While fear is a natural initial response to this crisis, this journey must ultimately lead to Jesus Christ, who renews all things.
On a very human level, this abuse and cover-up crisis is like a fire burning through the church. Victims’ lives have been devastated, the faith of good people has been shaken and the moral credibility of the bishops is severely weakened. Sometimes, the best way to fight fire is with fire. The stage is now set for the fire of the Holy Spirit to bring the Light of Christ to the darkness of sinful patterns of behavior that are now being revealed and removed from our midst. This fire of the Holy Spirit is a powerful agent of renewal — and the church, by God’s grace, will ultimately be renewed through the prayers, decisions and actions we must now take.
Send forth your Spirit, Lord, and renew the face of your church! (See Psalm 104:30)
As I prepare for this U.S. Conference of Catholic Bishops meeting in Baltimore, I share with you my focus. I will do my part to keep the care of victims at the forefront of our deliberation and action. I will continue to advocate for zero tolerance for anyone within the church who abuses minors or vulnerable adults — and advocate that the same must now hold true for all cardinals, archbishops and bishops. In conjunction with a focus on abuse, there is a need for bishops to hold ourselves accountable for good governance — indeed in these times, stellar governance in how we handle accusations of abuse. There is no room in the church for abuse, and we can no longer tolerate cover-up of criminal behavior. Finally, while much has been done in the past 16 years to address sexual abuse within the church, more needs to be done, especially finding ways to engage more qualified lay people to assist in this important area of church life and decision making.
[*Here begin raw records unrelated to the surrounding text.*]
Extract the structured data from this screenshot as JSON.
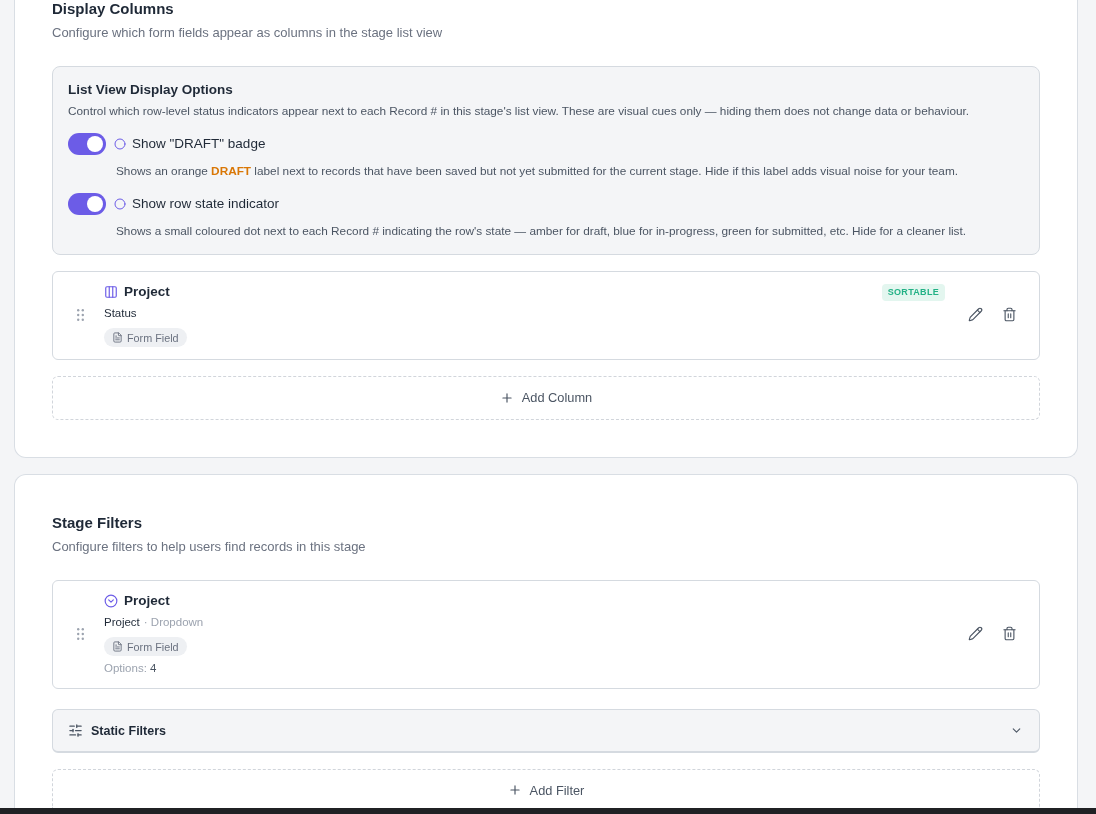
{
  "display_columns": {
    "title": "Display Columns",
    "subtitle": "Configure which form fields appear as columns in the stage list view",
    "display_options": {
      "title": "List View Display Options",
      "description": "Control which row-level status indicators appear next to each Record # in this stage's list view. These are visual cues only — hiding them does not change data or behaviour.",
      "options": [
        {
          "label": "Show \"DRAFT\" badge",
          "on": true,
          "description": "Shows an orange **DRAFT** label next to records that have been saved but not yet submitted for the current stage. Hide if this label adds visual noise for your team."
        },
        {
          "label": "Show row state indicator",
          "on": true,
          "description": "Shows a small coloured dot next to each Record # indicating the row's state — amber for draft, blue for in-progress, green for submitted, etc. Hide for a cleaner list."
        }
      ]
    },
    "columns": [
      {
        "title": "Project",
        "field": "Status",
        "source": "Form Field",
        "badge": "SORTABLE"
      }
    ],
    "add_button": "Add Column"
  },
  "stage_filters": {
    "title": "Stage Filters",
    "subtitle": "Configure filters to help users find records in this stage",
    "filters": [
      {
        "title": "Project",
        "field": "Project",
        "type": "· Dropdown",
        "source": "Form Field",
        "options": "Options: **4**"
      }
    ],
    "static_filters": {
      "label": "Static Filters",
      "expanded": false
    },
    "add_button": "Add Filter"
  }
}
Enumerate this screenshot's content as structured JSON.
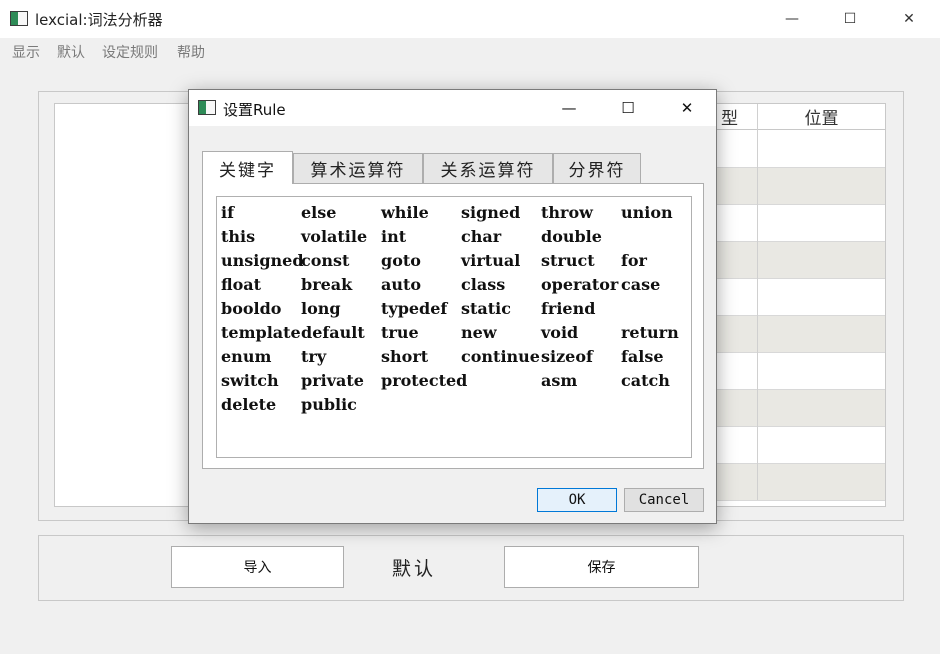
{
  "window": {
    "title": "lexcial:词法分析器",
    "minimize_glyph": "—",
    "maximize_glyph": "☐",
    "close_glyph": "✕"
  },
  "menu": [
    "显示",
    "默认",
    "设定规则",
    "帮助"
  ],
  "table": {
    "headers": [
      "型",
      "位置"
    ]
  },
  "bottom": {
    "import_label": "导入",
    "default_label": "默认",
    "save_label": "保存"
  },
  "dialog": {
    "title": "设置Rule",
    "minimize_glyph": "—",
    "maximize_glyph": "☐",
    "close_glyph": "✕",
    "tabs": [
      "关键字",
      "算术运算符",
      "关系运算符",
      "分界符"
    ],
    "active_tab": "关键字",
    "keyword_rows": [
      [
        "if",
        "else",
        "while",
        "signed",
        "throw",
        "union"
      ],
      [
        "this",
        "volatile",
        "int",
        "char",
        "double",
        ""
      ],
      [
        "unsigned",
        "const",
        "goto",
        "virtual",
        "struct",
        "for"
      ],
      [
        "float",
        "break",
        "auto",
        "class",
        "operator",
        "case"
      ],
      [
        "booldo",
        "long",
        "typedef",
        "static",
        "friend",
        ""
      ],
      [
        "template",
        "default",
        "true",
        "new",
        "void",
        "return"
      ],
      [
        "enum",
        "try",
        "short",
        "continue",
        "sizeof",
        "false"
      ],
      [
        "switch",
        "private",
        "protected",
        "",
        "asm",
        "catch"
      ],
      [
        "delete",
        "public",
        "",
        "",
        "",
        ""
      ]
    ],
    "ok_label": "OK",
    "cancel_label": "Cancel"
  },
  "colors": {
    "accent": "#0078d7",
    "alt_row": "#e9e8e3",
    "background": "#f0f0f0"
  }
}
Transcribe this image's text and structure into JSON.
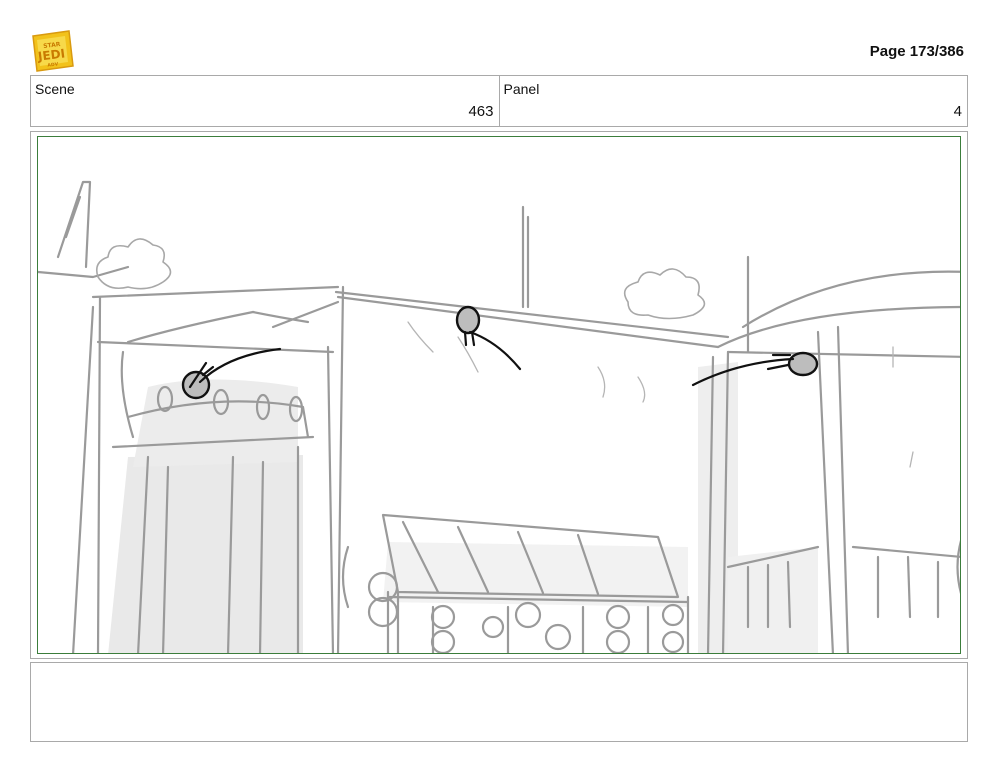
{
  "header": {
    "page_label": "Page 173/386",
    "logo_icon": "young-jedi-adventures-logo",
    "logo_colors": {
      "primary": "#f2c21b",
      "secondary": "#e8a20e"
    }
  },
  "info": {
    "scene_label": "Scene",
    "scene_value": "463",
    "panel_label": "Panel",
    "panel_value": "4"
  },
  "panel": {
    "sketch_description_icon": "storyboard-sketch",
    "frame_color": "#3b7d3b"
  },
  "notes": {
    "text": ""
  }
}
It is important for this readership to know that I regularly seek and rely on counsel from various lay women and men in my decision making. Within the chancery staff are lay people who I consult in the matters related to sexual abuse and misconduct. Beyond staff, our Archdiocesan Review Board is compiled of tremendously well-qualified lay men and women whose primary task is to make recommendations to me regarding all accusations of sexual abuse of minors and vulnerable adults.
While I cannot predict the outcome of this important gathering in Baltimore, I trust and believe that the Holy Spirit is at work. I take great comfort in knowing that when we in unison convert our tremendous energies of fear, anger and disappointment into prayer — a flood of God’s grace will flow upon us. This flood of God’s grace, goodness and blessing will extinguish this fire that presently scorches and scares us, leaving in its wake a renewed, strengthened and holier church.
Christ indeed renews all things.